The Promise of Wilderness: American Environmental Politics Since 1964
James Morton Turner
University of Washington Press
Publication Date: 

cloth, 524 pp., $39.95

Recognized as an authority in environmental studies, James Morton Turner reminds readers that “it was America’s wild lands, tall forests, and spectacular mountains that distinguished the nation from Europe in the nineteenth century.” In his analysis he further states: “Protected wilderness areas make up nearly twenty percent of the parks, forests, wildlife refuges, and other public lands that cover a full fourth of the nation’s territory.” The author reviews American environmental history, including the territorial claims that made the lands public, which was a legacy of the conquest of the American West. In 1964, when the Wilderness Act was passed, diverse groups were formed in order to influence the management of the national wilderness lands across the nation. The goal of some advocates has been to develop the land for recreational purposes, for grazing, and as a resource for timber, while others have sought complete protection of the territories so there is an enduring resource for the American public. Turner concludes his study with the comment that the Wilderness Act established a political process that engages citizens “in a sustained discussion toward the common interest.”

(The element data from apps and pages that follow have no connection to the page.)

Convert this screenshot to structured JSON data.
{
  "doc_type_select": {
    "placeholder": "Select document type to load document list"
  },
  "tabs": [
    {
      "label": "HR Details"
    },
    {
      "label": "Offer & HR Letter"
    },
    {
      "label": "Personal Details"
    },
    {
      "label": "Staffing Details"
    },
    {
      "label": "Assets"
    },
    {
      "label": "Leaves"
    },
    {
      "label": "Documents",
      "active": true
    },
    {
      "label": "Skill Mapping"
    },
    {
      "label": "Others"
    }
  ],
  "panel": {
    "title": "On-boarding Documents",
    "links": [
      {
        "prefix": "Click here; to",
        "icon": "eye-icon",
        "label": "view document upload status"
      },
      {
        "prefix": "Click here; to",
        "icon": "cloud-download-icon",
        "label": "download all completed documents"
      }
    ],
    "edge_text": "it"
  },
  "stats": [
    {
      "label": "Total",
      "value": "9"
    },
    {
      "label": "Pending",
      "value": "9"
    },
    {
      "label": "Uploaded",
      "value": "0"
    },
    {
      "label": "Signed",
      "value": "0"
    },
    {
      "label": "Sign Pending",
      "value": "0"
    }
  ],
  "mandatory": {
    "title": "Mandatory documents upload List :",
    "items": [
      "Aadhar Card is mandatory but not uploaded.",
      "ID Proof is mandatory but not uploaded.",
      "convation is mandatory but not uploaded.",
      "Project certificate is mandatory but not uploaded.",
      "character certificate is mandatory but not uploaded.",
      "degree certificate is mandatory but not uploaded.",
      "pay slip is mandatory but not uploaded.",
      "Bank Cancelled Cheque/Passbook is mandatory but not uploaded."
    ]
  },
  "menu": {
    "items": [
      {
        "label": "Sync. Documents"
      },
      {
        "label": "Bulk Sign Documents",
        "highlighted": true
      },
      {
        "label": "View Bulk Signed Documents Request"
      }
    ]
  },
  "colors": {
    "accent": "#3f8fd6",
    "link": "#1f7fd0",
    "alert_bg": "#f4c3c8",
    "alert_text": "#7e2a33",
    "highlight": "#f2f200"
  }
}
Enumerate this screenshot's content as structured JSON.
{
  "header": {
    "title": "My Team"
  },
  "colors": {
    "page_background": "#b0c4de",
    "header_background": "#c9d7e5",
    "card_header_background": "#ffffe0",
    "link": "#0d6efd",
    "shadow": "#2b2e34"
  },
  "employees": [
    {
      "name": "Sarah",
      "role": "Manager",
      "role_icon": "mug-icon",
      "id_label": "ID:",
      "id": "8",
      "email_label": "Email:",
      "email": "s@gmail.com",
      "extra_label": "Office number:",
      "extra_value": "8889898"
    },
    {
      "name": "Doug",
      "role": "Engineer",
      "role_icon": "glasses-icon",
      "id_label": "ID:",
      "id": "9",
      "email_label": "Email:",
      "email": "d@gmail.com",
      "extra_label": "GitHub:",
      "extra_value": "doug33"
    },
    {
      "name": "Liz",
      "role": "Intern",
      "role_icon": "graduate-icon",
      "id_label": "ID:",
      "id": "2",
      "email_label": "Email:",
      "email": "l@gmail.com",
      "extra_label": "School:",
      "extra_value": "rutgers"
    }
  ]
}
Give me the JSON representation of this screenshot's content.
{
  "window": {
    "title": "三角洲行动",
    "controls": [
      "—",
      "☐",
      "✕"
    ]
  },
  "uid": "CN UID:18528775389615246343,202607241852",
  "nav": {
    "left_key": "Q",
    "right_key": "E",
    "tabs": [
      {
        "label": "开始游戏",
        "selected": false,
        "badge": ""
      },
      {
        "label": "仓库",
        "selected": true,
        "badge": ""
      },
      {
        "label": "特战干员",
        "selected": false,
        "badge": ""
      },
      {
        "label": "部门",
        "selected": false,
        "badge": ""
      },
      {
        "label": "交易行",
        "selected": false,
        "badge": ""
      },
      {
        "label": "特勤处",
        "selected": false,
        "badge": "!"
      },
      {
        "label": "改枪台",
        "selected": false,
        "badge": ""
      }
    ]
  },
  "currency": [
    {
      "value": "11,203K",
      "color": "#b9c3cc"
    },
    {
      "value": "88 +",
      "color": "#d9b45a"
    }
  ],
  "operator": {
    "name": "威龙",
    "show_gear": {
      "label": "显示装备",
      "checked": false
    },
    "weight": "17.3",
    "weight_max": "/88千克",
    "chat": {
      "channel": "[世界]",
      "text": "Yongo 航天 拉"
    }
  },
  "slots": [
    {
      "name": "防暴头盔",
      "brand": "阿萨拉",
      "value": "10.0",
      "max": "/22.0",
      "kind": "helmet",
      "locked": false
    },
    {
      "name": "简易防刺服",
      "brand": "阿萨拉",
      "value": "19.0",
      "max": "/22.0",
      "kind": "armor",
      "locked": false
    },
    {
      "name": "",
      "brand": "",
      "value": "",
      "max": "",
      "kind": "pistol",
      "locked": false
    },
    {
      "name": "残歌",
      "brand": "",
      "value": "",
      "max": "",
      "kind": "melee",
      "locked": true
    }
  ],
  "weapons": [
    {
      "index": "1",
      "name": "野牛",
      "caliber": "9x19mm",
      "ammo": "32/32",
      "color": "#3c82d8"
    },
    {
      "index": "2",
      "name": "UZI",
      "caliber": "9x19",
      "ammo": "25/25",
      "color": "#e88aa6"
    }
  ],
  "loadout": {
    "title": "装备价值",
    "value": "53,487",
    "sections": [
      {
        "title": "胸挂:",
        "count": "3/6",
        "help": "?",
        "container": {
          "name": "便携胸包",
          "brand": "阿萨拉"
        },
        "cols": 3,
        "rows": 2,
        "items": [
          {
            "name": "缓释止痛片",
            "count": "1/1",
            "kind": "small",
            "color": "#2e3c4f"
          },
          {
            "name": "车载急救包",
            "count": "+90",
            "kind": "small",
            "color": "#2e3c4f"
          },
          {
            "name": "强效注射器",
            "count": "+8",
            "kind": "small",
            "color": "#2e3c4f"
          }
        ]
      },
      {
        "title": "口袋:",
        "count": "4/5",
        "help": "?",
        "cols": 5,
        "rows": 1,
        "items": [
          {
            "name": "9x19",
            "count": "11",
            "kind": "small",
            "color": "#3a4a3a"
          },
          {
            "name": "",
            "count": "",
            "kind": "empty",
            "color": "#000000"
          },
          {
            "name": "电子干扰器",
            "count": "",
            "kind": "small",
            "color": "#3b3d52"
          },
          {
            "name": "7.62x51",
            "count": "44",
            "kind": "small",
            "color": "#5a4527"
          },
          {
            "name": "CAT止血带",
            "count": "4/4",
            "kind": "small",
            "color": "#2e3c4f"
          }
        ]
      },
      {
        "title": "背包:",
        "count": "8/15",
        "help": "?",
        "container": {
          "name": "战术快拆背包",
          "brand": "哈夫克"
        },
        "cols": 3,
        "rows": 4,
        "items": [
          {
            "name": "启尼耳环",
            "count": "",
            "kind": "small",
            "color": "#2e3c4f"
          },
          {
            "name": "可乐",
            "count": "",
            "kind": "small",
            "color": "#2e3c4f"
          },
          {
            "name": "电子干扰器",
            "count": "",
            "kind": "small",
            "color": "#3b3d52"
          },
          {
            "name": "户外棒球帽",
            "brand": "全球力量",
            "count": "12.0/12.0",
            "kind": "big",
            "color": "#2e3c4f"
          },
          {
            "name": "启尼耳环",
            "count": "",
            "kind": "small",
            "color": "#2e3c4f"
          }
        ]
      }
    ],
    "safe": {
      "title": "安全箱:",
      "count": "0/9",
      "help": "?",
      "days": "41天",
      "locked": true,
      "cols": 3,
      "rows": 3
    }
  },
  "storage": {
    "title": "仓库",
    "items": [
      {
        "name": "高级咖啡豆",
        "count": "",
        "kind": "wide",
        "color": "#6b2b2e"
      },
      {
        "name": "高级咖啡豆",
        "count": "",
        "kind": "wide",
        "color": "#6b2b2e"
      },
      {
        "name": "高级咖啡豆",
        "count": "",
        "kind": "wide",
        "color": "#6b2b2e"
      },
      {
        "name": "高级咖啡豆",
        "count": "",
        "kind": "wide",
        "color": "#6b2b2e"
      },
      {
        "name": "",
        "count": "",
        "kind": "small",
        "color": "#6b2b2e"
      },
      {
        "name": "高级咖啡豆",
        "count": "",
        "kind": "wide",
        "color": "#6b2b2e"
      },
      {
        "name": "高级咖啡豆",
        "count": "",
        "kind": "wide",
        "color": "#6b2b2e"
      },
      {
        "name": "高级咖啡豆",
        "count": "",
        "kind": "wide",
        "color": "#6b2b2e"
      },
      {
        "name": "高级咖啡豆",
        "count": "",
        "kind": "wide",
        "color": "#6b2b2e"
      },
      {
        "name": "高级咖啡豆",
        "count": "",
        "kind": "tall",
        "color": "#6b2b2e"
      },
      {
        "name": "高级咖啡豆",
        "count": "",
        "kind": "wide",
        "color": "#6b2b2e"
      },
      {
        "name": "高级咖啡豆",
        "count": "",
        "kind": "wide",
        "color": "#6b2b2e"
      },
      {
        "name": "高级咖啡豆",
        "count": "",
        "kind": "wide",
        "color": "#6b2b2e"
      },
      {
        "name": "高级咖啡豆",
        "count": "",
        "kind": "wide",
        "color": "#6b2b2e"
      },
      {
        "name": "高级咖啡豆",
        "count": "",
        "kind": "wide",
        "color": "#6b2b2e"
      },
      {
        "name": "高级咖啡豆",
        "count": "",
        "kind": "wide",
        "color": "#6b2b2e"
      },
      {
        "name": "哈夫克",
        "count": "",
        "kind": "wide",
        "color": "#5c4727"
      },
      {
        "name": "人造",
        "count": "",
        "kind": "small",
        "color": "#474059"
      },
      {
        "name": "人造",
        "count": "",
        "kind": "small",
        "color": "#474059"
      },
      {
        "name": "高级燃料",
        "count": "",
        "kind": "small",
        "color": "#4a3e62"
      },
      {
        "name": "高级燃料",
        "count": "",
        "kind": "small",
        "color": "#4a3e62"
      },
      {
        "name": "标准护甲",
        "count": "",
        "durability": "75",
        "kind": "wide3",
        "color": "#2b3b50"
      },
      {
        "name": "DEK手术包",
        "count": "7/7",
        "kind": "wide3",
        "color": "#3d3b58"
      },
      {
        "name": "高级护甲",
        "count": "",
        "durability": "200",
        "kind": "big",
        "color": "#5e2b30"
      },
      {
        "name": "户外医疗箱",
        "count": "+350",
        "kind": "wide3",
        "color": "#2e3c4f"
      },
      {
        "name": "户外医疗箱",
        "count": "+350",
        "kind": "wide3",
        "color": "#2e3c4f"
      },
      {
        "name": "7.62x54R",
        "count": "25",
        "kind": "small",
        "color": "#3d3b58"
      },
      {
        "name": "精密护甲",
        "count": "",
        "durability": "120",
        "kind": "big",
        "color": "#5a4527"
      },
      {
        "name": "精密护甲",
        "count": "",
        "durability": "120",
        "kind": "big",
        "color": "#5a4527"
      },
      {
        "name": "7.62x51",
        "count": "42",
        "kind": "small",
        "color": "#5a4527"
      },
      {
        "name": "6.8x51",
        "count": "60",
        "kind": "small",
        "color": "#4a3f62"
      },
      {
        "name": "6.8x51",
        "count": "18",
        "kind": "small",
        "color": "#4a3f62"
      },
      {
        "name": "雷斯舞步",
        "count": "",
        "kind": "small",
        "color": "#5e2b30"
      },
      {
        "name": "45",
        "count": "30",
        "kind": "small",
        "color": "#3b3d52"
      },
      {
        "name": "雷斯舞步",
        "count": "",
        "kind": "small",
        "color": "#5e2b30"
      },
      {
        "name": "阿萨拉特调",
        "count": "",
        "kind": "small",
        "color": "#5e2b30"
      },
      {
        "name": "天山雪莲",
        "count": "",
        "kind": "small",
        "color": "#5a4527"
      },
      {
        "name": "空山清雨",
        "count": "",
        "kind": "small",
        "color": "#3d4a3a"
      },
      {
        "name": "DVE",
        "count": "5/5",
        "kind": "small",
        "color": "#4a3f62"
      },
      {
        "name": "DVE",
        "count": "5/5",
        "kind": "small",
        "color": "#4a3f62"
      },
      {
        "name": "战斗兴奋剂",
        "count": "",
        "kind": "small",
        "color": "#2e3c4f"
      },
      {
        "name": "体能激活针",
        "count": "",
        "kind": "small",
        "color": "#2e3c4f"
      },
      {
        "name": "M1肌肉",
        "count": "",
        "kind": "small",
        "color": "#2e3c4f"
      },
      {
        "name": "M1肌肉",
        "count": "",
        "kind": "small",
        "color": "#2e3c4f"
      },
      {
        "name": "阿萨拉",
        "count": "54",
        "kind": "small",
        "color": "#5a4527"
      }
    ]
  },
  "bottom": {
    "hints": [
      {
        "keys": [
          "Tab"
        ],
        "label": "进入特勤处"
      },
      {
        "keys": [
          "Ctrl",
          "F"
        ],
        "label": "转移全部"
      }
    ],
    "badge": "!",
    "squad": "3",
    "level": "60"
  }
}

— Marilyn K. Alaimo, garden writer and volunteer, Chicago Botanic Garden